I'm assuming there are some pretty smart dudes in charge of developing such measures, but try as I may, I can't see the logic. All the time the VP was ensconced in his little bubble of VFR serenity, there was a constant stream of IFR birds, from Cirrae (that's the plural, isn't it?) to Gulfstreams, overhead, either inbound or outbound, but apparently, because they were on a known flight plan, they weren't seen as a threat.
Come 11:05 a.m. on Sunday when the TFR was supposed to be off, I'm in my bird with my very patient student and tune into ATIS, "…VFR flight prohibited for an indefinite period..." What? A call to Ground says they haven't gotten the release yet and won't until the VP leaves the area, but he's running late. We go to lunch, I'm checking ATIS by cell phone (what an incredible convenience!), and the TFR doesn't disappear until an hour and a half later. Finally!
Incidentally, I pity anyone who flew into KSDL for an overnight stay and then found they couldn't leave for nearly two days. Maybe there was a provision for special VFR departures, but if so, I didn't hear about it.

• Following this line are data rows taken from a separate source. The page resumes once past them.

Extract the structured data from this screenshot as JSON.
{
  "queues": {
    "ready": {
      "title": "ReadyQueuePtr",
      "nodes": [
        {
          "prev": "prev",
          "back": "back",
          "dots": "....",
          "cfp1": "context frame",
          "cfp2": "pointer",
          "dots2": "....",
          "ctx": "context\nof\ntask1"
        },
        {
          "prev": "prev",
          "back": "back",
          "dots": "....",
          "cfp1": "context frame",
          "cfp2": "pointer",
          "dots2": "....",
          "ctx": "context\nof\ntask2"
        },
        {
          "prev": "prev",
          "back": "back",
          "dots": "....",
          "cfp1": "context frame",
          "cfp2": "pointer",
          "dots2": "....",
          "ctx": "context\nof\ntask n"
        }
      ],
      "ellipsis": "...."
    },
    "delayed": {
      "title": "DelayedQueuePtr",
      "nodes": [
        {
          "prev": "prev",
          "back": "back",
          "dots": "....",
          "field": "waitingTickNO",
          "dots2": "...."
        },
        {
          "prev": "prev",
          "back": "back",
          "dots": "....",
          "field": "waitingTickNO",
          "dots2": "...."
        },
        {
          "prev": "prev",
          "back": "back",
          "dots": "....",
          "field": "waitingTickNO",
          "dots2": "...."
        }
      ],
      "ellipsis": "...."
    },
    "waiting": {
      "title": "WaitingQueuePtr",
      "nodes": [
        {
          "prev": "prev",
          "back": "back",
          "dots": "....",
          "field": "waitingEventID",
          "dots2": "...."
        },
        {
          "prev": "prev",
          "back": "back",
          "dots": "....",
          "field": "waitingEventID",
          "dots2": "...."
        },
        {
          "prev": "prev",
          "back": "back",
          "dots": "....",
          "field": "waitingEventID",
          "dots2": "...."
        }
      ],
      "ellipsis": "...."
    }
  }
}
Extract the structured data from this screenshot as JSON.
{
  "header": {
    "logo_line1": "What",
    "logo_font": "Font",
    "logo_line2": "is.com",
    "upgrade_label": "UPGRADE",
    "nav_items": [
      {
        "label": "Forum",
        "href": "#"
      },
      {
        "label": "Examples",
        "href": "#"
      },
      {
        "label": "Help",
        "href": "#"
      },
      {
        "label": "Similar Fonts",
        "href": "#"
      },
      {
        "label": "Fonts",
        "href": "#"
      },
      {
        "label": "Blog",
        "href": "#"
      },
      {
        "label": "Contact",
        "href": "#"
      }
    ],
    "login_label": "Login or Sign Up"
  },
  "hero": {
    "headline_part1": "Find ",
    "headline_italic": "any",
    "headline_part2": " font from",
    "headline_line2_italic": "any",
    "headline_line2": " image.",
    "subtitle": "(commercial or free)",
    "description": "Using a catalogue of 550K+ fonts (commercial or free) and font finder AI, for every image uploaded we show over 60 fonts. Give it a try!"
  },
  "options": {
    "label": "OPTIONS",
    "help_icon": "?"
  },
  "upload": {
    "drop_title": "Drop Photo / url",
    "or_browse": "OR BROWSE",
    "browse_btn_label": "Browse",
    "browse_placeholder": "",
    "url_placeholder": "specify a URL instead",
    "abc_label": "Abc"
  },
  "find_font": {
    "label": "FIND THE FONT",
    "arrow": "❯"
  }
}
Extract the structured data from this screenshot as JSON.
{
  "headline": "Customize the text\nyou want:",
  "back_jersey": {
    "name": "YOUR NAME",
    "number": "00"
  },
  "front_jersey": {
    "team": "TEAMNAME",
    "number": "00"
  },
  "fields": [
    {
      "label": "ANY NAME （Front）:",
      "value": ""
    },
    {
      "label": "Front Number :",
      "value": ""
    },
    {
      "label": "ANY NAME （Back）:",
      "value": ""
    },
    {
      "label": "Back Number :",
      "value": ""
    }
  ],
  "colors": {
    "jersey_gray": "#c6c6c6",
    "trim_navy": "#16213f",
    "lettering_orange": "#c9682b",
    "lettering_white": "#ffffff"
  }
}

My real complaint about pop-up TFRs is that I'm a small-time flight operator, and when I lose two-and-a-half days of flying revenue, that's significant. Then, I think about other tales I've heard like the biplane tour rides grounded on Martha's Vineyard during a presidential vacation. I'm betting the same thing hits the tour and flight training businesses in Hawaii when any of the administration is over there. Everywhere the president and VP go, a dark pall of aerial inactivity descends on local VFR flight operations, and they start losing money. This is a big deal. It's one thing to inconvenience the sport fliers. It's something entirely different to bite into a small business' revenue stream.
Obviously, there's a legitimate reason for TFRs to exist, but more thought should be given to some of them in terms of the effect they have on us little guys.